►
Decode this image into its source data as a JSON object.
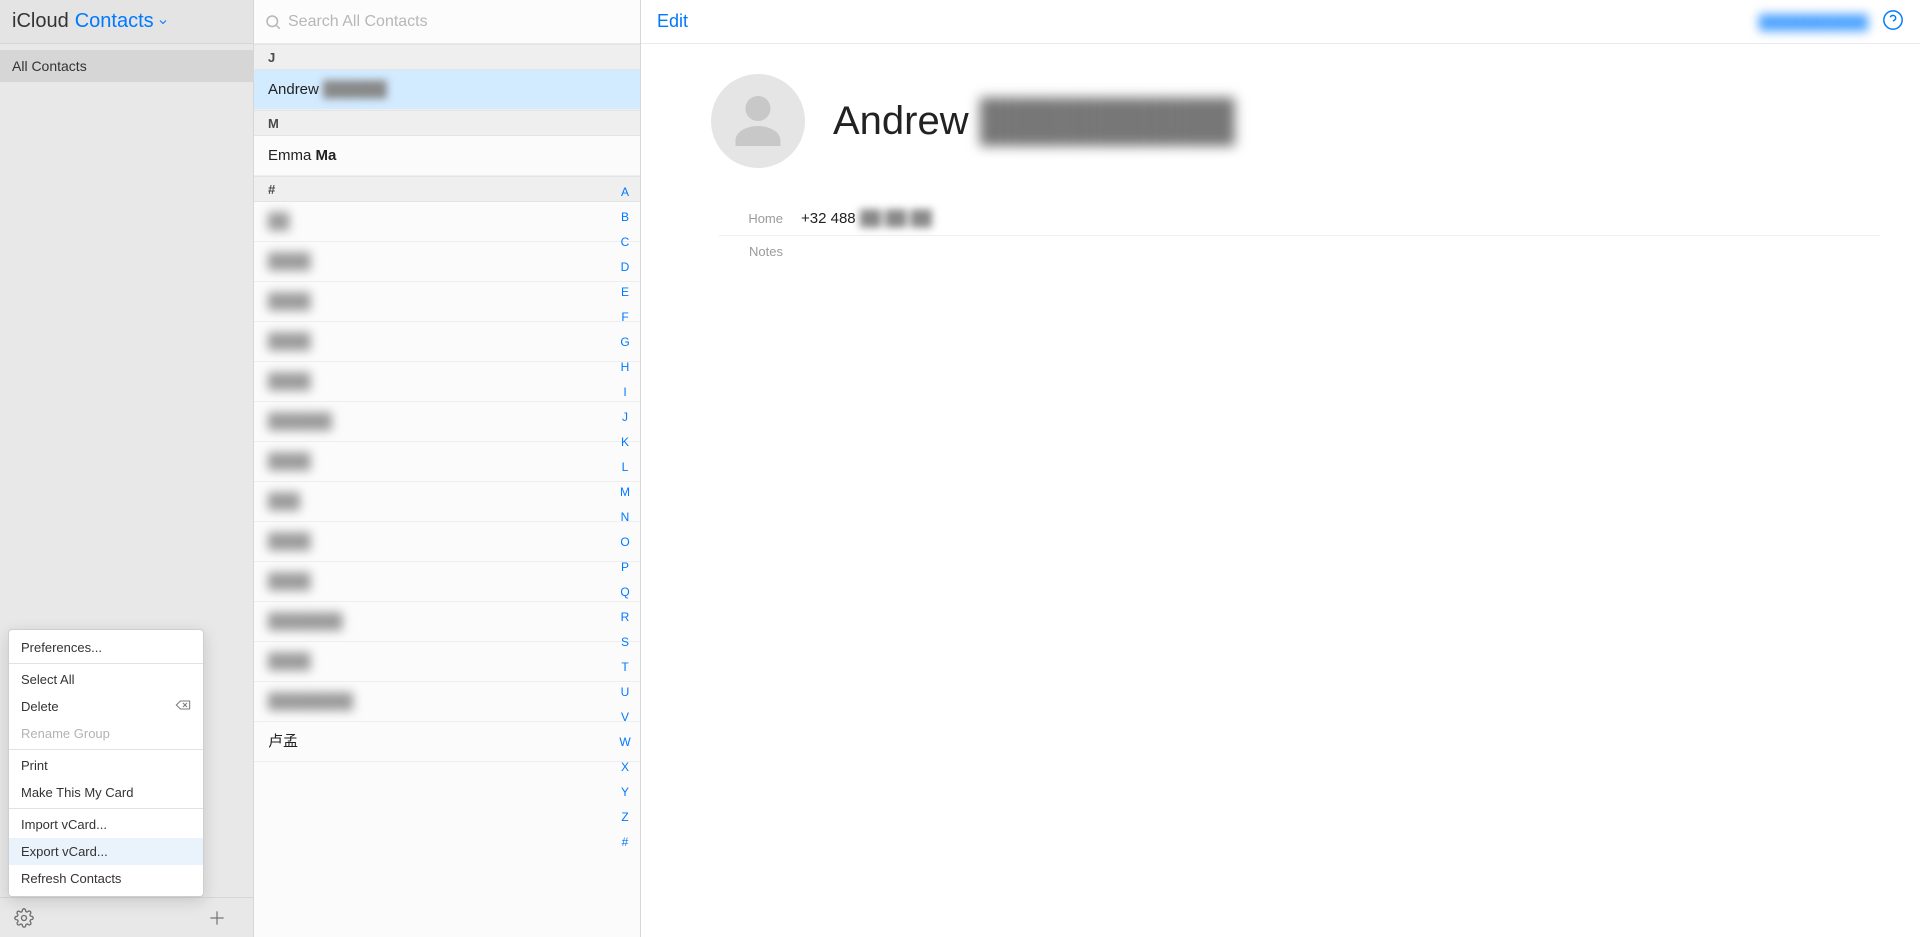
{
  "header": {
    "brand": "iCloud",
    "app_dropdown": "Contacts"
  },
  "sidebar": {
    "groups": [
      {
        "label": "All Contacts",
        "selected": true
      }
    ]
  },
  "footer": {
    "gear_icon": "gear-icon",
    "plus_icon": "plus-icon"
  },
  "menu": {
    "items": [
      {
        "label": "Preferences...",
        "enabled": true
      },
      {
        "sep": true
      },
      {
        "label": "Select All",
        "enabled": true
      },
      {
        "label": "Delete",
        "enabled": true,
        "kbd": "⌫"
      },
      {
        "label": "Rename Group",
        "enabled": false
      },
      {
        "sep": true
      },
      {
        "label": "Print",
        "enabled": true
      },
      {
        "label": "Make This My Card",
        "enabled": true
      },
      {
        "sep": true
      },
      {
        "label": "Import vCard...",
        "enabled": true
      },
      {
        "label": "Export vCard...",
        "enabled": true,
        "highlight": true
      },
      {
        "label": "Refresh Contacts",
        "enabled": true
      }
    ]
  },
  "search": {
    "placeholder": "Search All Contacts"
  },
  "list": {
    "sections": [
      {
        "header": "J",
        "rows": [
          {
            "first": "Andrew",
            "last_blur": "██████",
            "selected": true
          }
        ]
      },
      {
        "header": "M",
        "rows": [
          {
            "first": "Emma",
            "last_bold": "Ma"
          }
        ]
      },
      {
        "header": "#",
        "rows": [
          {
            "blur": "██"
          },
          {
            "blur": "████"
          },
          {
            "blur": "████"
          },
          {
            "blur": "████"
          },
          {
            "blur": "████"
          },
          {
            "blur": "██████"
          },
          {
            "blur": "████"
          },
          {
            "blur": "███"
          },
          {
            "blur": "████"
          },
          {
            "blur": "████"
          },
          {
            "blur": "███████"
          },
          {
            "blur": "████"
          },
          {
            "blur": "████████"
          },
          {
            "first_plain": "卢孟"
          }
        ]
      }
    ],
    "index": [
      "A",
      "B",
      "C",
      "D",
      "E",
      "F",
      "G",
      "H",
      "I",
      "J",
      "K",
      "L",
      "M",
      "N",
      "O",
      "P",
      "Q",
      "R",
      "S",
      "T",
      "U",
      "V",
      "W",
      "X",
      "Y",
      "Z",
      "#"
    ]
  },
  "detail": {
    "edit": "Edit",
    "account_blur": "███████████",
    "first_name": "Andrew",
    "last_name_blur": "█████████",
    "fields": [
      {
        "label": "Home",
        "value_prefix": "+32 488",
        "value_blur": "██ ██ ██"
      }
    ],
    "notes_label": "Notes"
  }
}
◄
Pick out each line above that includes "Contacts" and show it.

    "app_dropdown": "Contacts"
        "label": "All Contacts",
        "label": "Refresh Contacts",
    "placeholder": "Search All Contacts"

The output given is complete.